Looking for Hidden Assets in a New Jersey Divorce Proceeding
In preparation for, or in response to, a divorce action, it’s typical for spouses to try to conceal assets, spending patterns or the misuse of marital property. When you have reason to believe that your soon-to-be ex is hiding assets or misrepresenting financial matters, there are ways that you can protect yourself.
Document All Income, Expenses and Assets
Your first step should be to put together a thorough account of all income and expenses during the last few years of your marriage. At the same time, you want to compile an accurate inventory of all marital assets, including those obtained and disposed of before the divorce was filed. Be careful to distinguish any assets you or your spouse brought into the marriage from those obtained during the course of your marriage. When gathering information, it is a good idea to keep the copies and other documents out of the marital home so your spouse cannot destroy them.

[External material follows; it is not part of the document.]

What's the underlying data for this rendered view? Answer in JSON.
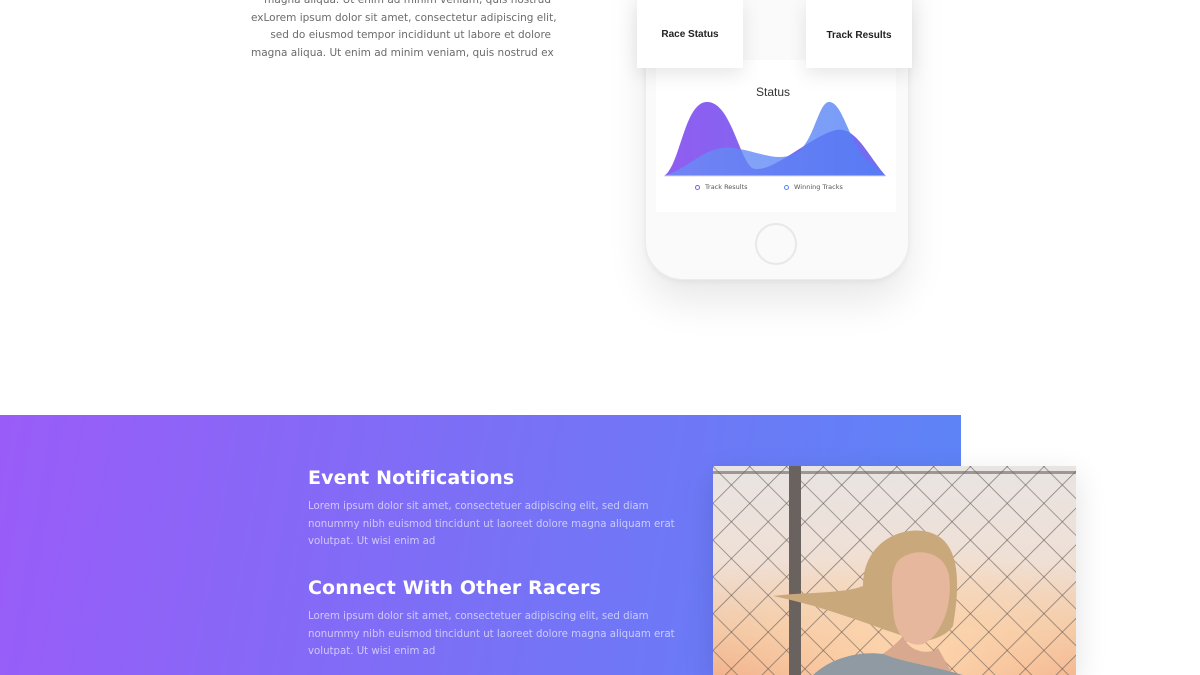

Request Copies of All Financial Records
You may need to ask the court for an order compelling production of financial documents, but it’s not a requirement. Ask your spouse for all financial records. If he or she refuses, ask your lawyer to file motion to compel production. If you were named as a joint account holder with any bank, investment firm, or creditor, you can bypass your spouse and request copies directly from the source.

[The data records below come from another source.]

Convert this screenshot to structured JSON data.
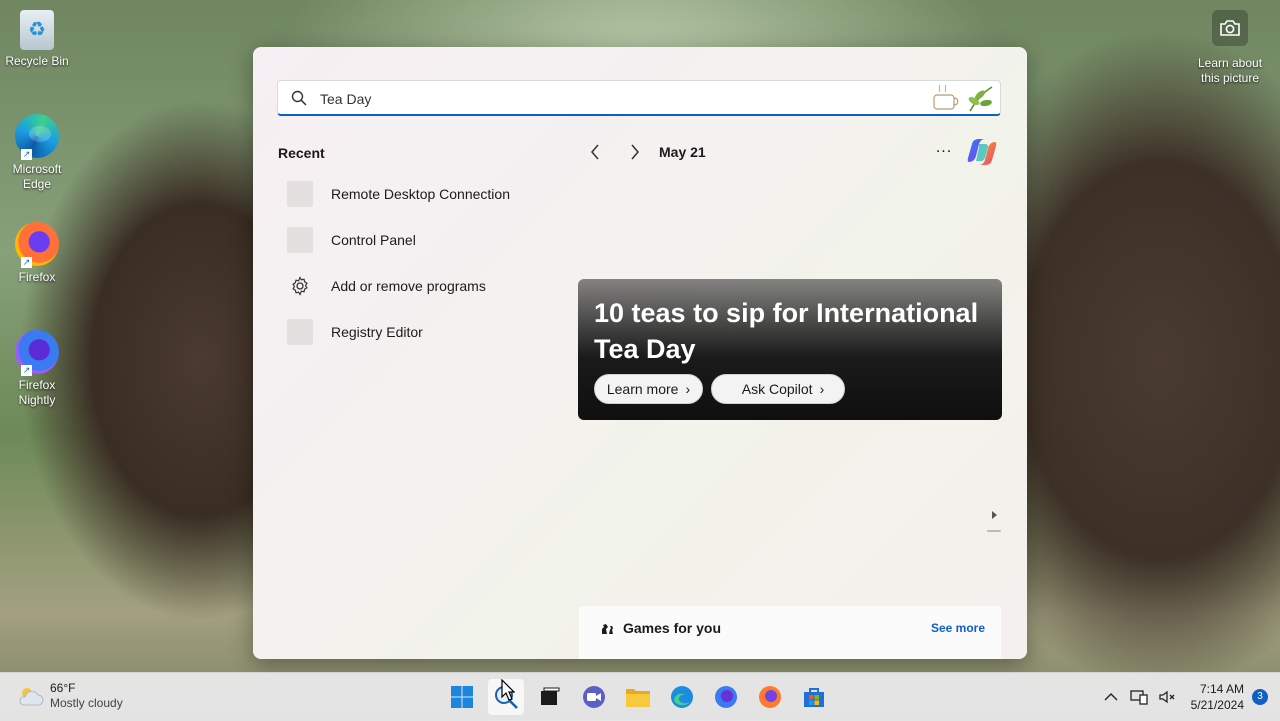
{
  "desktop": {
    "icons": [
      {
        "label": "Recycle Bin"
      },
      {
        "label": "Microsoft Edge"
      },
      {
        "label": "Firefox"
      },
      {
        "label": "Firefox Nightly"
      }
    ],
    "learn_picture": "Learn about this picture"
  },
  "search": {
    "value": "Tea Day",
    "recent_title": "Recent",
    "recent_items": [
      {
        "label": "Remote Desktop Connection",
        "icon": "app-icon"
      },
      {
        "label": "Control Panel",
        "icon": "control-panel-icon"
      },
      {
        "label": "Add or remove programs",
        "icon": "gear-icon"
      },
      {
        "label": "Registry Editor",
        "icon": "registry-icon"
      }
    ],
    "date": "May 21",
    "more": "...",
    "hero": {
      "title": "10 teas to sip for International Tea Day",
      "learn_more": "Learn more",
      "ask_copilot": "Ask Copilot"
    },
    "games": {
      "title": "Games for you",
      "see_more": "See more"
    }
  },
  "taskbar": {
    "weather": {
      "temp": "66°F",
      "condition": "Mostly cloudy"
    },
    "apps": [
      "start",
      "search",
      "task-view",
      "teams-meet",
      "file-explorer",
      "edge",
      "firefox-nightly",
      "firefox",
      "store"
    ],
    "time": "7:14 AM",
    "date": "5/21/2024",
    "notification_count": "3"
  },
  "colors": {
    "accent": "#0f5fc7"
  }
}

Be careful that you don’t accept unofficial financial documentation. Your ex may offer to provide you with a Quickbooks or Microsoft Money spreadsheet. While that can be helpful, you also want the supporting documentation. Software programs can be easily manipulated to deceive you.
You also have access to a number of legal methods to obtain information about hidden assets. In preparation for trial, the court rules allow you to use specific methods to gather relevant evidence related to your divorce. These tools include:
- Requests for production of documents
- Written questions, called interrogatories, that your ex must truthfully answer
- Requests for inspection of property or asset storage facilities, such as safe deposit boxes
- Depositions, where your attorney questions your ex under oath about financial issues
- Subpoenas, which are specific demands to a bank or institution to send information directly to your lawyer.
Contact the New Jersey Divorce Lawyers at Lyons & Associates
At Lyons & Associates, we bring a high level of personalized service and attention to men and women in New Jersey. For a confidential consultation, contact us by e-mail or call our office at 908-575-9777.